Extracted records:
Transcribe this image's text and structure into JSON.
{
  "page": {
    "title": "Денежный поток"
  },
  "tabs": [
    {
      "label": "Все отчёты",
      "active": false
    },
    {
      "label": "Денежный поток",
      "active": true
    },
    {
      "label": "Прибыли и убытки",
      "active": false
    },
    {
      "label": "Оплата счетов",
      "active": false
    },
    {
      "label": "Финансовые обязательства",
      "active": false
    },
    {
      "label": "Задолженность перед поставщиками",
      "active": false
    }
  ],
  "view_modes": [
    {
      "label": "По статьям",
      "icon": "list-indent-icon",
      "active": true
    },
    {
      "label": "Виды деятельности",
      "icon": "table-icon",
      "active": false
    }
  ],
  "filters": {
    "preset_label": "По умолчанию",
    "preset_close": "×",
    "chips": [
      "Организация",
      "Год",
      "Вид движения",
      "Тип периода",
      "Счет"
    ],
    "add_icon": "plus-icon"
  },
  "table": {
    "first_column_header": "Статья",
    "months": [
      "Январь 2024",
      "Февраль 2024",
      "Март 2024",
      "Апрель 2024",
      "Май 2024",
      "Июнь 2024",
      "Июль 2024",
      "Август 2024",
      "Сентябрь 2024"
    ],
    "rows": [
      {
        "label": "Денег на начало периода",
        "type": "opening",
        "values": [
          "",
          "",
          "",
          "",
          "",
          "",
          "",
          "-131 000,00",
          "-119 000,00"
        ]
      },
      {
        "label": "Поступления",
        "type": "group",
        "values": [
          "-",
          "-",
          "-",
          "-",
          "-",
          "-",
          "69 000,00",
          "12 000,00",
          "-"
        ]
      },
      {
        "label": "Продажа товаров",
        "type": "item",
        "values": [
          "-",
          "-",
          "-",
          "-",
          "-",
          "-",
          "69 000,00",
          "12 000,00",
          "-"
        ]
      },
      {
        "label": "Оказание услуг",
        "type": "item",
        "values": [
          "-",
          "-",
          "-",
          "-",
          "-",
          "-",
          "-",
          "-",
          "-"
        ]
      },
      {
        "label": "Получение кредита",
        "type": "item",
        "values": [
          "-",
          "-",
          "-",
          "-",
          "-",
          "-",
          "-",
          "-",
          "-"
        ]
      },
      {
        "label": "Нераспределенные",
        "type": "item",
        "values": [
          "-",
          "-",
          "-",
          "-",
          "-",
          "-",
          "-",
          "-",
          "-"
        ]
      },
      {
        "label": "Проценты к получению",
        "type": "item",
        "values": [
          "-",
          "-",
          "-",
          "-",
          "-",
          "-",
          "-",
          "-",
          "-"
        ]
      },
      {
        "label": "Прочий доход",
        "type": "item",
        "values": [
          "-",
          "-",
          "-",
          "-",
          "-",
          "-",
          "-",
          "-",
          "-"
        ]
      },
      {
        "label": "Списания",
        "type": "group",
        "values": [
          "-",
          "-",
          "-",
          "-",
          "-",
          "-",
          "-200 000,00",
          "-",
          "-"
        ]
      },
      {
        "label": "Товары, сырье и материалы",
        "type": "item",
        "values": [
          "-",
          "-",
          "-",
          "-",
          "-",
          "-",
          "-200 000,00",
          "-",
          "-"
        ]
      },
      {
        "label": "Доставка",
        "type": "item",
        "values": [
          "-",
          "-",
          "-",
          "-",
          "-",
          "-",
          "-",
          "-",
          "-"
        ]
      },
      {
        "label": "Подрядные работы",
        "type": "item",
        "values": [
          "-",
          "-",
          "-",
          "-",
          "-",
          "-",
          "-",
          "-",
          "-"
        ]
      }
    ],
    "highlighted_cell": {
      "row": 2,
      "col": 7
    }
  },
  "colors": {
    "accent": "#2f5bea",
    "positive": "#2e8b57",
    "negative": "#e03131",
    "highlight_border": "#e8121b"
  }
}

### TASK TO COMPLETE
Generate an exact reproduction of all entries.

### EXERCISE RESPONSE
Transcribe this image's text and structure into JSON.
{
  "page": {
    "title": "Денежный поток"
  },
  "tabs": [
    {
      "label": "Все отчёты",
      "active": false
    },
    {
      "label": "Денежный поток",
      "active": true
    },
    {
      "label": "Прибыли и убытки",
      "active": false
    },
    {
      "label": "Оплата счетов",
      "active": false
    },
    {
      "label": "Финансовые обязательства",
      "active": false
    },
    {
      "label": "Задолженность перед поставщиками",
      "active": false
    }
  ],
  "view_modes": [
    {
      "label": "По статьям",
      "icon": "list-indent-icon",
      "active": true
    },
    {
      "label": "Виды деятельности",
      "icon": "table-icon",
      "active": false
    }
  ],
  "filters": {
    "preset_label": "По умолчанию",
    "preset_close": "×",
    "chips": [
      "Организация",
      "Год",
      "Вид движения",
      "Тип периода",
      "Счет"
    ],
    "add_icon": "plus-icon"
  },
  "table": {
    "first_column_header": "Статья",
    "months": [
      "Январь 2024",
      "Февраль 2024",
      "Март 2024",
      "Апрель 2024",
      "Май 2024",
      "Июнь 2024",
      "Июль 2024",
      "Август 2024",
      "Сентябрь 2024"
    ],
    "rows": [
      {
        "label": "Денег на начало периода",
        "type": "opening",
        "values": [
          "",
          "",
          "",
          "",
          "",
          "",
          "",
          "-131 000,00",
          "-119 000,00"
        ]
      },
      {
        "label": "Поступления",
        "type": "group",
        "values": [
          "-",
          "-",
          "-",
          "-",
          "-",
          "-",
          "69 000,00",
          "12 000,00",
          "-"
        ]
      },
      {
        "label": "Продажа товаров",
        "type": "item",
        "values": [
          "-",
          "-",
          "-",
          "-",
          "-",
          "-",
          "69 000,00",
          "12 000,00",
          "-"
        ]
      },
      {
        "label": "Оказание услуг",
        "type": "item",
        "values": [
          "-",
          "-",
          "-",
          "-",
          "-",
          "-",
          "-",
          "-",
          "-"
        ]
      },
      {
        "label": "Получение кредита",
        "type": "item",
        "values": [
          "-",
          "-",
          "-",
          "-",
          "-",
          "-",
          "-",
          "-",
          "-"
        ]
      },
      {
        "label": "Нераспределенные",
        "type": "item",
        "values": [
          "-",
          "-",
          "-",
          "-",
          "-",
          "-",
          "-",
          "-",
          "-"
        ]
      },
      {
        "label": "Проценты к получению",
        "type": "item",
        "values": [
          "-",
          "-",
          "-",
          "-",
          "-",
          "-",
          "-",
          "-",
          "-"
        ]
      },
      {
        "label": "Прочий доход",
        "type": "item",
        "values": [
          "-",
          "-",
          "-",
          "-",
          "-",
          "-",
          "-",
          "-",
          "-"
        ]
      },
      {
        "label": "Списания",
        "type": "group",
        "values": [
          "-",
          "-",
          "-",
          "-",
          "-",
          "-",
          "-200 000,00",
          "-",
          "-"
        ]
      },
      {
        "label": "Товары, сырье и материалы",
        "type": "item",
        "values": [
          "-",
          "-",
          "-",
          "-",
          "-",
          "-",
          "-200 000,00",
          "-",
          "-"
        ]
      },
      {
        "label": "Доставка",
        "type": "item",
        "values": [
          "-",
          "-",
          "-",
          "-",
          "-",
          "-",
          "-",
          "-",
          "-"
        ]
      },
      {
        "label": "Подрядные работы",
        "type": "item",
        "values": [
          "-",
          "-",
          "-",
          "-",
          "-",
          "-",
          "-",
          "-",
          "-"
        ]
      }
    ],
    "highlighted_cell": {
      "row": 2,
      "col": 7
    }
  },
  "colors": {
    "accent": "#2f5bea",
    "positive": "#2e8b57",
    "negative": "#e03131",
    "highlight_border": "#e8121b"
  }
}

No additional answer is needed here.